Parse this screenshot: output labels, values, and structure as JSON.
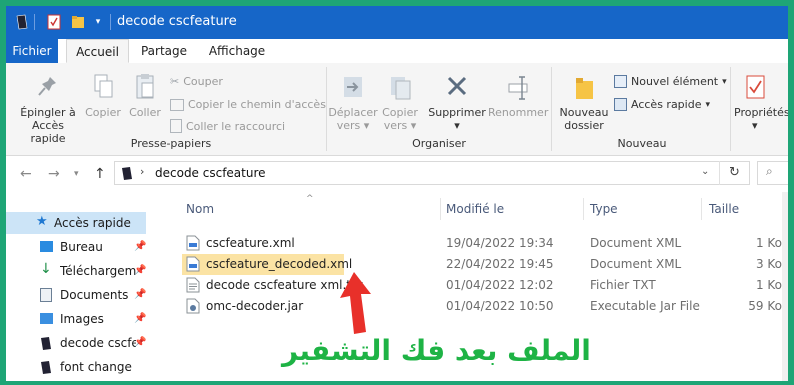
{
  "window": {
    "title": "decode cscfeature"
  },
  "ribbon_tabs": [
    "Fichier",
    "Accueil",
    "Partage",
    "Affichage"
  ],
  "ribbon": {
    "pin_label_1": "Épingler à",
    "pin_label_2": "Accès rapide",
    "copy": "Copier",
    "paste": "Coller",
    "cut": "Couper",
    "copy_path": "Copier le chemin d'accès",
    "paste_shortcut": "Coller le raccourci",
    "group_clipboard": "Presse-papiers",
    "move_1": "Déplacer",
    "move_2": "vers",
    "copyto_1": "Copier",
    "copyto_2": "vers",
    "delete": "Supprimer",
    "rename": "Renommer",
    "group_organize": "Organiser",
    "newfolder_1": "Nouveau",
    "newfolder_2": "dossier",
    "new_item": "Nouvel élément",
    "easy_access": "Accès rapide",
    "group_new": "Nouveau",
    "properties": "Propriétés"
  },
  "address": {
    "path": "decode cscfeature"
  },
  "nav": [
    {
      "label": "Accès rapide",
      "icon": "star-icon"
    },
    {
      "label": "Bureau",
      "icon": "desktop-icon"
    },
    {
      "label": "Téléchargements",
      "icon": "download-icon"
    },
    {
      "label": "Documents",
      "icon": "documents-icon"
    },
    {
      "label": "Images",
      "icon": "images-icon"
    },
    {
      "label": "decode cscfeature",
      "icon": "folder-icon"
    },
    {
      "label": "font change",
      "icon": "folder-icon"
    }
  ],
  "columns": {
    "name": "Nom",
    "modified": "Modifié le",
    "type": "Type",
    "size": "Taille"
  },
  "files": [
    {
      "name": "cscfeature.xml",
      "modified": "19/04/2022 19:34",
      "type": "Document XML",
      "size": "1 Ko"
    },
    {
      "name": "cscfeature_decoded.xml",
      "modified": "22/04/2022 19:45",
      "type": "Document XML",
      "size": "3 Ko"
    },
    {
      "name": "decode cscfeature xml.txt",
      "modified": "01/04/2022 12:02",
      "type": "Fichier TXT",
      "size": "1 Ko"
    },
    {
      "name": "omc-decoder.jar",
      "modified": "01/04/2022 10:50",
      "type": "Executable Jar File",
      "size": "59 Ko"
    }
  ],
  "annotation": {
    "text": "الملف بعد فك التشفير",
    "color": "#1eb345"
  },
  "colors": {
    "accent": "#1666c8",
    "highlight": "#fbe3a4",
    "frame": "#1ea576",
    "arrow": "#e8302a"
  }
}
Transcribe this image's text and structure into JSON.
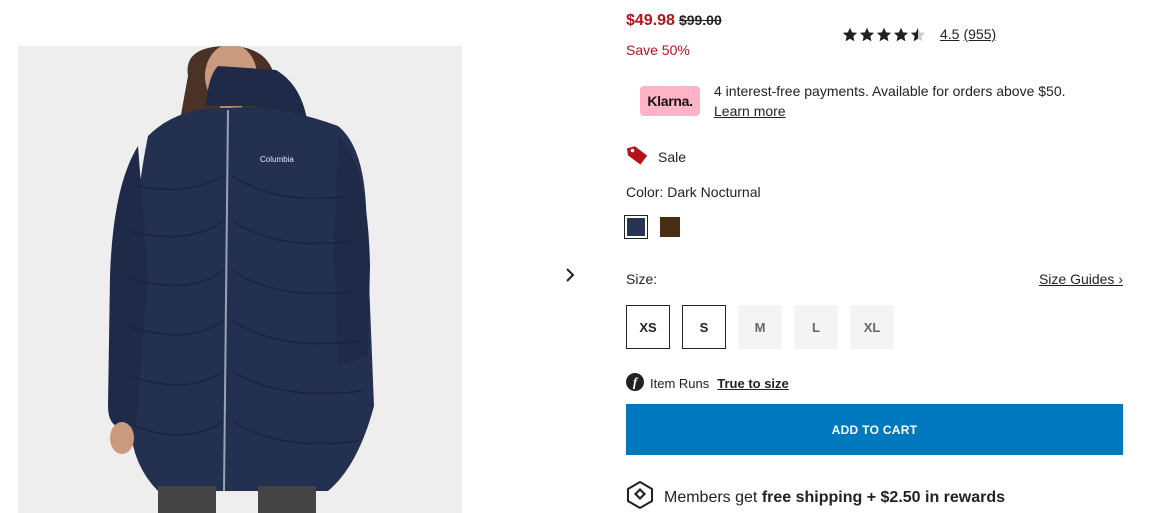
{
  "product": {
    "sale_price": "$49.98",
    "original_price": "$99.00",
    "savings": "Save 50%"
  },
  "rating": {
    "value": "4.5",
    "count": "(955)",
    "stars": 4.5
  },
  "klarna": {
    "badge": "Klarna.",
    "message": "4 interest-free payments. Available for orders above $50.",
    "learn_more": "Learn more"
  },
  "sale_badge": "Sale",
  "color": {
    "label": "Color: Dark Nocturnal",
    "swatches": [
      {
        "name": "Dark Nocturnal",
        "hex": "#283454",
        "selected": true
      },
      {
        "name": "Brown",
        "hex": "#4a2e14",
        "selected": false
      }
    ]
  },
  "size": {
    "label": "Size:",
    "guides_link": "Size Guides ›",
    "options": [
      {
        "label": "XS",
        "available": true
      },
      {
        "label": "S",
        "available": true
      },
      {
        "label": "M",
        "available": false
      },
      {
        "label": "L",
        "available": false
      },
      {
        "label": "XL",
        "available": false
      }
    ]
  },
  "fit": {
    "prefix": "Item Runs",
    "link": "True to size"
  },
  "cart": {
    "button_label": "ADD TO CART"
  },
  "members": {
    "prefix": "Members get",
    "bold": "free shipping + $2.50 in rewards"
  },
  "colors": {
    "sale_red": "#b5121b",
    "cart_blue": "#0078bd",
    "klarna_pink": "#ffb3c7"
  },
  "icons": {
    "carousel_next": "chevron-right-icon",
    "sale": "price-tag-icon",
    "fit": "fit-predictor-icon",
    "members": "members-rewards-icon",
    "rating": "star-icon"
  }
}
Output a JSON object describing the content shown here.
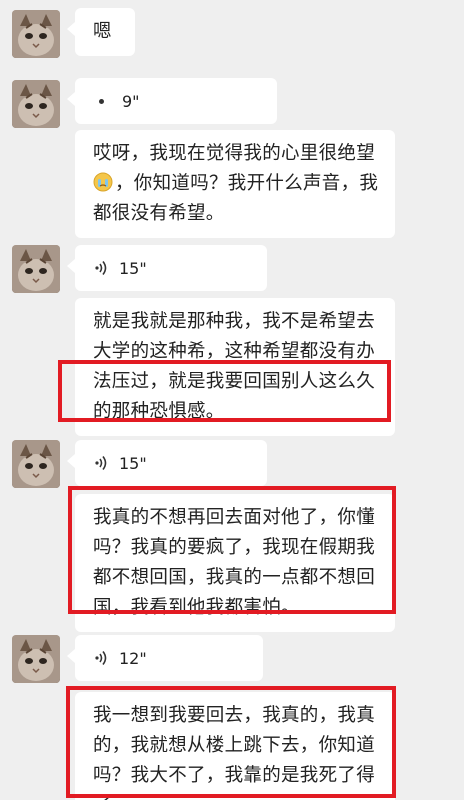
{
  "messages": [
    {
      "type": "text",
      "text": "嗯"
    },
    {
      "type": "voice",
      "duration": "9\""
    },
    {
      "type": "text",
      "text_a": "哎呀，我现在觉得我的心里很绝望",
      "emoji": "crying-face-emoji",
      "text_b": "，你知道吗？我开什么声音，我都很没有希望。"
    },
    {
      "type": "voice",
      "duration": "15\""
    },
    {
      "type": "text",
      "text": "就是我就是那种我，我不是希望去大学的这种希，这种希望都没有办法压过，就是我要回国别人这么久的那种恐惧感。"
    },
    {
      "type": "voice",
      "duration": "15\""
    },
    {
      "type": "text",
      "text": "我真的不想再回去面对他了，你懂吗？我真的要疯了，我现在假期我都不想回国，我真的一点都不想回国，我看到他我都害怕。"
    },
    {
      "type": "voice",
      "duration": "12\""
    },
    {
      "type": "text",
      "text": "我一想到我要回去，我真的，我真的，我就想从楼上跳下去，你知道吗？我大不了，我靠的是我死了得了。"
    }
  ],
  "colors": {
    "background": "#efefef",
    "bubble": "#ffffff",
    "highlight": "#e21b23"
  }
}
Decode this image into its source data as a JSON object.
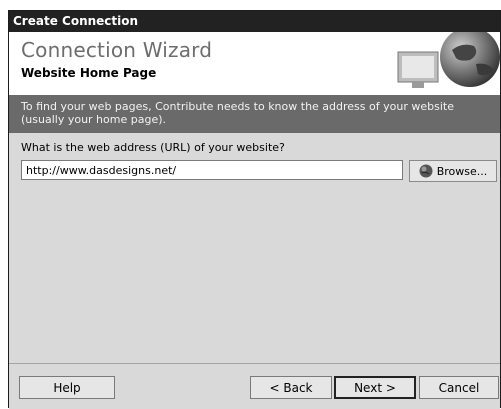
{
  "window": {
    "title": "Create Connection"
  },
  "banner": {
    "title": "Connection Wizard",
    "subtitle": "Website Home Page",
    "icon": "globe-monitor-icon"
  },
  "info": {
    "text": "To find your web pages, Contribute needs to know the address of your website (usually your home page)."
  },
  "form": {
    "question": "What is the web address (URL) of your website?",
    "url_value": "http://www.dasdesigns.net/",
    "browse_label": "Browse...",
    "browse_icon": "globe-icon"
  },
  "footer": {
    "help_label": "Help",
    "back_label": "< Back",
    "next_label": "Next >",
    "cancel_label": "Cancel"
  }
}
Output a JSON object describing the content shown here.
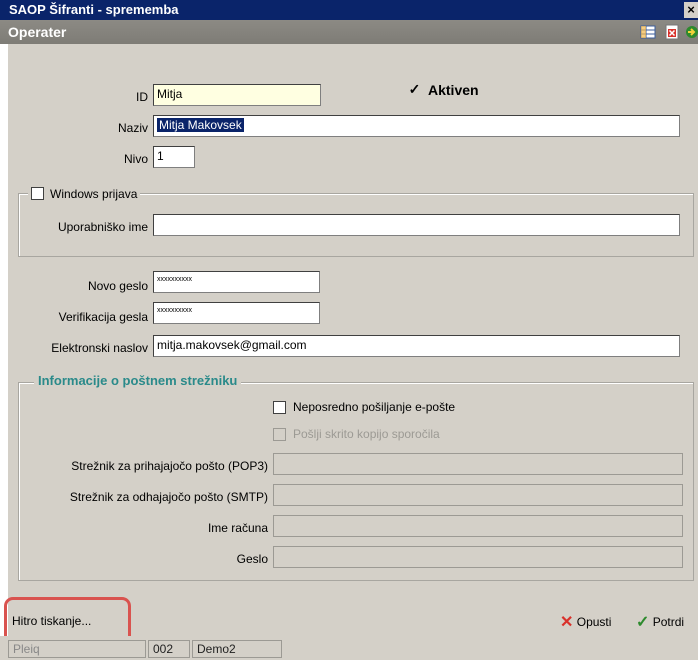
{
  "window": {
    "title": "SAOP Šifranti - sprememba",
    "close_label": "×"
  },
  "header": {
    "title": "Operater",
    "icons": [
      "table-icon",
      "cancel-doc-icon",
      "exit-icon"
    ]
  },
  "form": {
    "id_label": "ID",
    "id_value": "Mitja",
    "aktiven_label": "Aktiven",
    "aktiven_checked": true,
    "naziv_label": "Naziv",
    "naziv_value": "Mitja Makovsek",
    "nivo_label": "Nivo",
    "nivo_value": "1",
    "windows_group_label": "Windows prijava",
    "windows_checked": false,
    "username_label": "Uporabniško ime",
    "username_value": "",
    "new_password_label": "Novo geslo",
    "new_password_value": "xxxxxxxxxx",
    "verify_password_label": "Verifikacija gesla",
    "verify_password_value": "xxxxxxxxxx",
    "email_label": "Elektronski naslov",
    "email_value": "mitja.makovsek@gmail.com"
  },
  "mail": {
    "group_label": "Informacije o poštnem strežniku",
    "direct_send_label": "Neposredno pošiljanje e-pošte",
    "direct_send_checked": false,
    "hidden_copy_label": "Pošlji skrito kopijo sporočila",
    "hidden_copy_checked": false,
    "pop3_label": "Strežnik za prihajajočo pošto (POP3)",
    "pop3_value": "",
    "smtp_label": "Strežnik za odhajajočo pošto (SMTP)",
    "smtp_value": "",
    "account_label": "Ime računa",
    "account_value": "",
    "password_label": "Geslo",
    "password_value": ""
  },
  "footer": {
    "quick_print_label": "Hitro tiskanje...",
    "cancel_label": "Opusti",
    "confirm_label": "Potrdi"
  },
  "statusbar": {
    "cell1": "Pleiq",
    "cell2": "002",
    "cell3": "Demo2"
  },
  "colors": {
    "titlebar": "#0a246a",
    "header": "#858379",
    "form_bg": "#d4d0c8",
    "group_title": "#2a8a8a",
    "id_highlight": "#ffffe1",
    "selection": "#0a246a",
    "annotation": "#d9534f"
  }
}
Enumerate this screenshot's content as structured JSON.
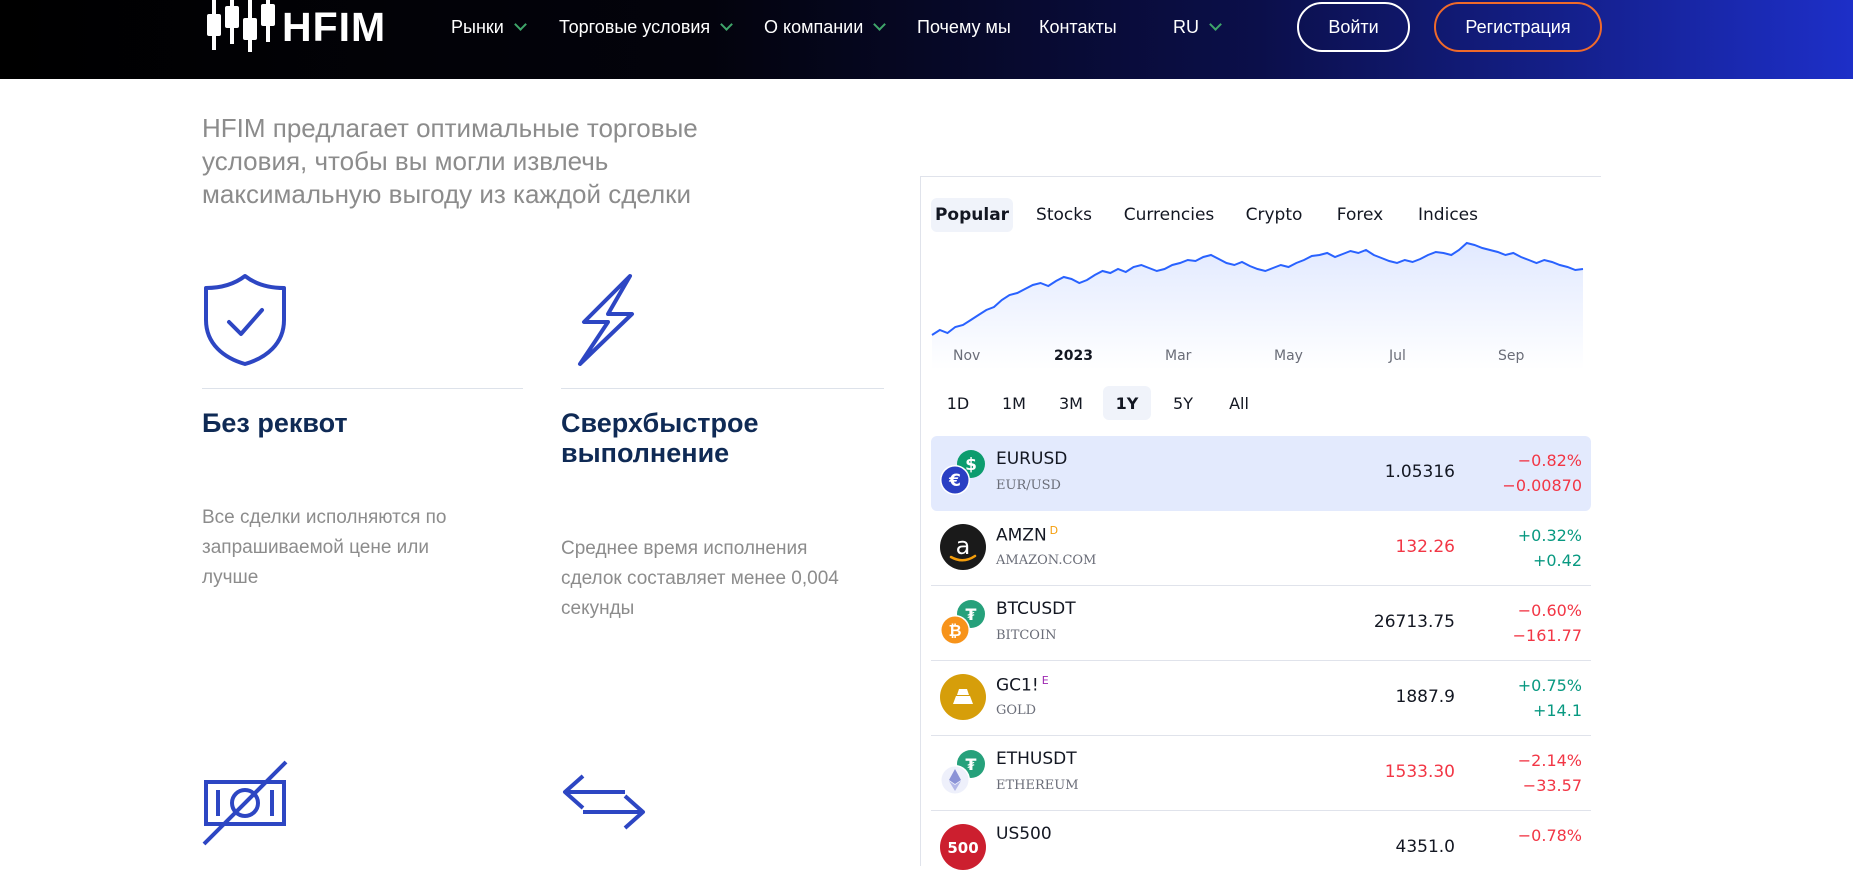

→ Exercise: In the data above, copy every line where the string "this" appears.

→ Solved exercise:
Parse this screenshot: output labels, values, and structure as JSON.
Transcribe this image's text and structure into JSON.
Decode this image into its source data as a JSON object.
Enumerate this screenshot's content as structured JSON.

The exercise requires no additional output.